NEW YORK (GenomeWeb News) – More than 80 percent of people who used direct-to-consumer genetic risk tests in a new study said that they want to know their risks even for non-preventable genetic diseases, yet half of the people in that study also said that they have concerns about such tests, according to the American College of Medical Genetics.
In a study of 3,640 participants recruited by the Scripps Research Institute, who were pulled primarily from the institute's own ranks and from biotechnology and hi-tech companies, 82.4 percent said that they would want to know their risk for diseases, even ones they could not prevent, and 49.7 percent expressed a range of concerns about taking genetic tests.
The study results, reported in the September issue of Genetics in Medicine, involved giving the Navigenics Health Compass test to participants through an arrangement that provided the test at a discounted rate.
Of the participants, 12.7 percent said that they would want to know the results of genetic tests that included incurable disease risk if they could use the information to adjust their lifestyles, and 7.5 percent said that they would want to know in order to get their affairs in order.
Another 6.1 percent said that they "possibly" would want such information if the condition was not fatal, and 6 percent said that they would want to know if the condition may be far in the future.
None of those who took the test said that they "definitely do not want to know" the results of a genetic test for risk of a non-preventable disease.
The nearly 50 percent that expressed concerns about undergoing DTC personalized risk assessment, but who did join the study and take the tests, gave several reasons for their attitudes. The largest group, 36 percent, cited privacy issues about the data as their chief cause of concern.
The quality and the reliability of the data bothered 16.5 percent of participants, and 16.2 percent were worried that they would not know how they would feel about the results. Another 13.1 percent of participants said that their main concern would be learning about their risk of disease.
While the number of concerned participants implies that another 50 percent did not have concerns, the study notes, this group represents a "best-case scenario" because it only includes people who agreed to take the tests and went through with them, and the numbers in the broader public may show greater levels of concern.
That those who took the test show less concern, the study's authors propose, shows that the clinical validity and the utility of genome-wide association study-based risk assessments could be important factors in genomic medicine.
"Given that concerns vary among different subgroups of consumers, if the clinical validity and utility of these tests are demonstrated, tailored genetic education and counseling services may be of benefit," Scripps Genomic Medicine Researcher Cinnamon Bloss, lead author of the study, explained in a statement.
Older people in the survey were less likely to express concerns about the tests, and people who had lower levels of anxiety about particular traits also were less likely to have worries.
"A possible explanation for this age pattern could be that the more years a person has lived, the more one already knows about their health and the diseases they will develop; thus, older individuals are less likely to receive risk information that is surprising or that may seem ominous," the authors explained. "In regard to the trait anxiety finding, it is fairly intuitive that the more anxious one is by nature, the more one will experience general worry, including worry related to genetic testing," they added.

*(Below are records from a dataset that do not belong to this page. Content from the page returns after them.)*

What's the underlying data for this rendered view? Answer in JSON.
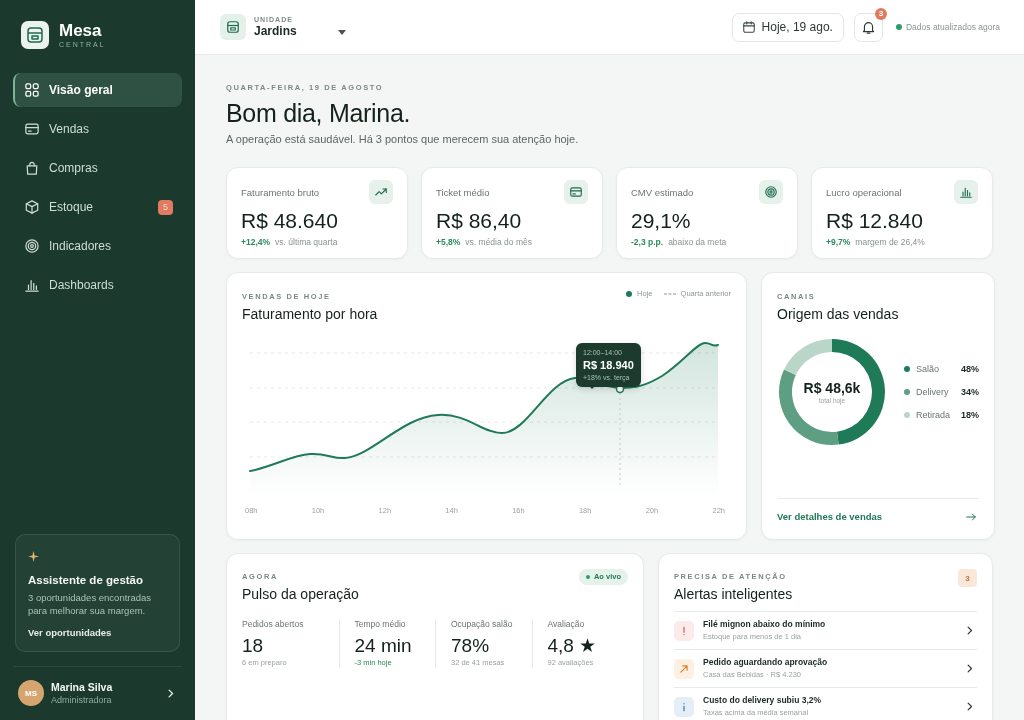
{
  "sidebar": {
    "logo": {
      "name": "Mesa",
      "tagline": "CENTRAL"
    },
    "items": [
      {
        "label": "Visão geral",
        "selected": true
      },
      {
        "label": "Vendas",
        "selected": false
      },
      {
        "label": "Compras",
        "selected": false
      },
      {
        "label": "Estoque",
        "selected": false,
        "badge": "5"
      },
      {
        "label": "Indicadores",
        "selected": false
      },
      {
        "label": "Dashboards",
        "selected": false
      }
    ],
    "assistant": {
      "title": "Assistente de gestão",
      "text": "3 oportunidades encontradas para melhorar sua margem.",
      "link": "Ver oportunidades"
    },
    "user": {
      "initials": "MS",
      "name": "Marina Silva",
      "role": "Administradora"
    }
  },
  "header": {
    "unit_label": "UNIDADE",
    "unit": "Jardins",
    "date": "Hoje, 19 ago.",
    "notifications": "3",
    "status": "Dados atualizados agora"
  },
  "greeting": {
    "date": "QUARTA-FEIRA, 19 DE AGOSTO",
    "title": "Bom dia, Marina.",
    "subtitle": "A operação está saudável. Há 3 pontos que merecem sua atenção hoje."
  },
  "kpis": [
    {
      "label": "Faturamento bruto",
      "value": "R$ 48.640",
      "delta": "+12,4%",
      "note": "vs. última quarta"
    },
    {
      "label": "Ticket médio",
      "value": "R$ 86,40",
      "delta": "+5,8%",
      "note": "vs. média do mês"
    },
    {
      "label": "CMV estimado",
      "value": "29,1%",
      "delta": "-2,3 p.p.",
      "note": "abaixo da meta"
    },
    {
      "label": "Lucro operacional",
      "value": "R$ 12.840",
      "delta": "+9,7%",
      "note": "margem de 26,4%"
    }
  ],
  "sales_chart": {
    "eyebrow": "VENDAS DE HOJE",
    "title": "Faturamento por hora",
    "legend": [
      {
        "label": "Hoje",
        "kind": "solid"
      },
      {
        "label": "Quarta anterior",
        "kind": "dashed"
      }
    ],
    "x_labels": [
      "08h",
      "10h",
      "12h",
      "14h",
      "16h",
      "18h",
      "20h",
      "22h"
    ],
    "tooltip": {
      "range": "12:00–14:00",
      "value": "R$ 18.940",
      "note": "+18% vs. terça"
    }
  },
  "channels": {
    "eyebrow": "CANAIS",
    "title": "Origem das vendas",
    "total": "R$ 48,6k",
    "total_label": "total hoje",
    "chart_data": {
      "type": "donut",
      "categories": [
        "Salão",
        "Delivery",
        "Retirada"
      ],
      "values": [
        48,
        34,
        18
      ],
      "colors": [
        "#1f7a57",
        "#5e9e82",
        "#b9d6c8"
      ],
      "value_labels": [
        "48%",
        "34%",
        "18%"
      ],
      "legend": "right"
    },
    "link": "Ver detalhes de vendas"
  },
  "pulse": {
    "eyebrow": "AGORA",
    "live": "Ao vivo",
    "title": "Pulso da operação",
    "stats": [
      {
        "label": "Pedidos abertos",
        "value": "18",
        "note": "6 em preparo",
        "positive": false
      },
      {
        "label": "Tempo médio",
        "value": "24 min",
        "note": "-3 min hoje",
        "positive": true
      },
      {
        "label": "Ocupação salão",
        "value": "78%",
        "note": "32 de 41 mesas",
        "positive": false
      },
      {
        "label": "Avaliação",
        "value": "4,8 ★",
        "note": "92 avaliações",
        "positive": false
      }
    ]
  },
  "alerts": {
    "eyebrow": "PRECISA DE ATENÇÃO",
    "count": "3",
    "title": "Alertas inteligentes",
    "items": [
      {
        "kind": "critical",
        "title": "Filé mignon abaixo do mínimo",
        "detail": "Estoque para menos de 1 dia"
      },
      {
        "kind": "approval",
        "title": "Pedido aguardando aprovação",
        "detail": "Casa das Bebidas · R$ 4.230"
      },
      {
        "kind": "info",
        "title": "Custo do delivery subiu 3,2%",
        "detail": "Taxas acima da média semanal"
      }
    ]
  }
}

As for the findings that half of those who took the test still had reservations based on specific concerns, the authors suggested that genetic counseling may benefit all consumers of DTC genetic tests.

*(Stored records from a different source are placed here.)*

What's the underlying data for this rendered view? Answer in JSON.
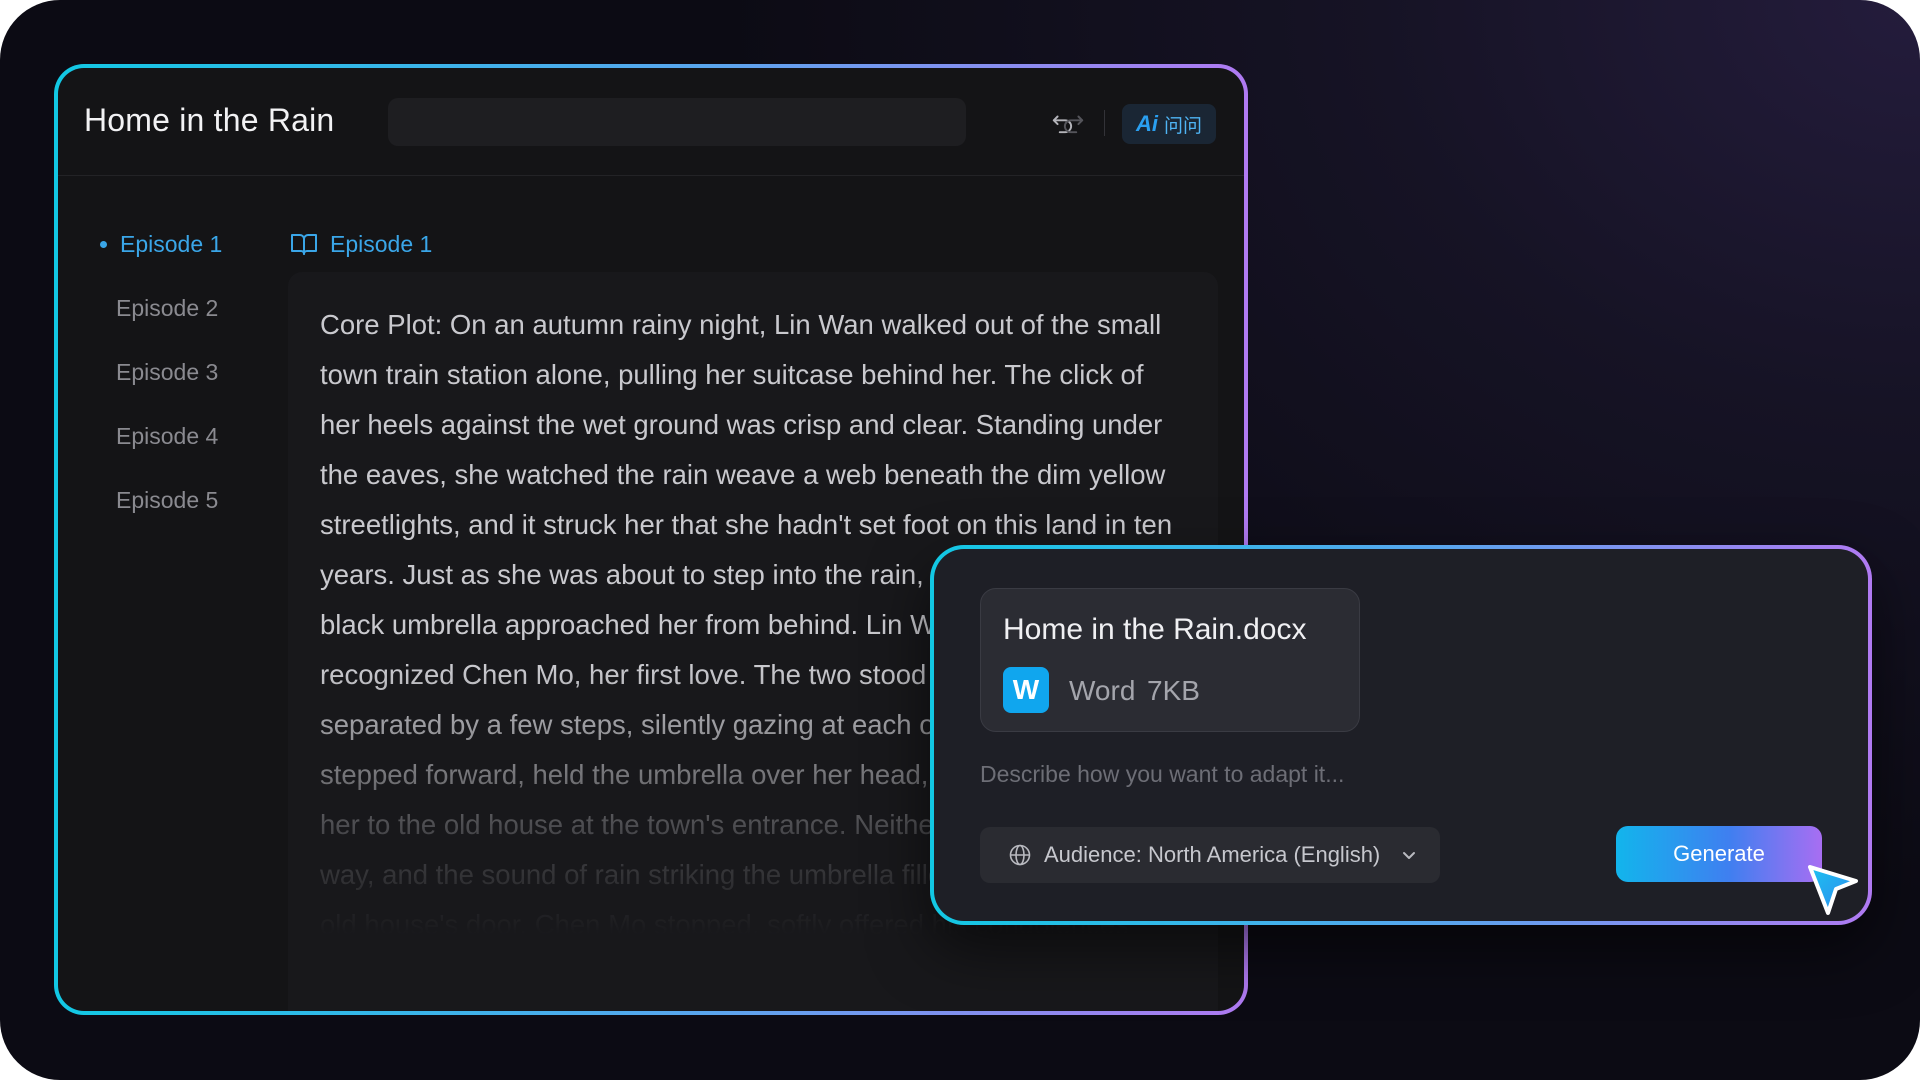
{
  "editor": {
    "title": "Home in the Rain",
    "title_input_value": "",
    "ai_button": {
      "logo": "Ai",
      "label": "问问"
    },
    "episodes": [
      {
        "label": "Episode 1",
        "active": true
      },
      {
        "label": "Episode 2",
        "active": false
      },
      {
        "label": "Episode 3",
        "active": false
      },
      {
        "label": "Episode 4",
        "active": false
      },
      {
        "label": "Episode 5",
        "active": false
      }
    ],
    "content_heading": "Episode 1",
    "content_text": "Core Plot: On an autumn rainy night, Lin Wan walked out of the small town train station alone, pulling her suitcase behind her. The click of her heels against the wet ground was crisp and clear. Standing under the eaves, she watched the rain weave a web beneath the dim yellow streetlights, and it struck her that she hadn't set foot on this land in ten years. Just as she was about to step into the rain, a tall man holding a black umbrella approached her from behind. Lin Wan turned and recognized Chen Mo, her first love. The two stood in the rain, separated by a few steps, silently gazing at each other. Chen Mo stepped forward, held the umbrella over her head, and offered to take her to the old house at the town's entrance. Neither spoke the whole way, and the sound of rain striking the umbrella filled the silence. At the old house's door, Chen Mo stopped, softly offered his condolences"
  },
  "panel": {
    "file": {
      "name": "Home in the Rain.docx",
      "icon_letter": "W",
      "type": "Word",
      "size": "7KB"
    },
    "input_placeholder": "Describe how you want to adapt it...",
    "audience_label": "Audience: North America (English)",
    "generate_label": "Generate"
  },
  "colors": {
    "accent": "#3aa6e8",
    "frame_gradient": [
      "#12c8e4",
      "#5aa5ee",
      "#b07af2"
    ],
    "word_blue": "#10a6ee"
  },
  "icons": {
    "undo": "undo-icon",
    "redo": "redo-icon",
    "book": "book-icon",
    "globe": "globe-icon",
    "chevron": "chevron-down-icon",
    "cursor": "pointer-cursor-icon"
  }
}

The authors also addressed the issue of the expanding availability of these tests and whether or not they should be regulated, although the survey did not cover that line of questions.
The paper notes that while "compelling arguments for increased regulation" have been made, others have pointed out that "too much regulation may limit future, and as yet unforeseen, benefits associated with DTC GWAS-based genetic testing and society might actually be better served with minimal regulation to allow users in the marketplace to experience its benefits and fine tune its weaknesses."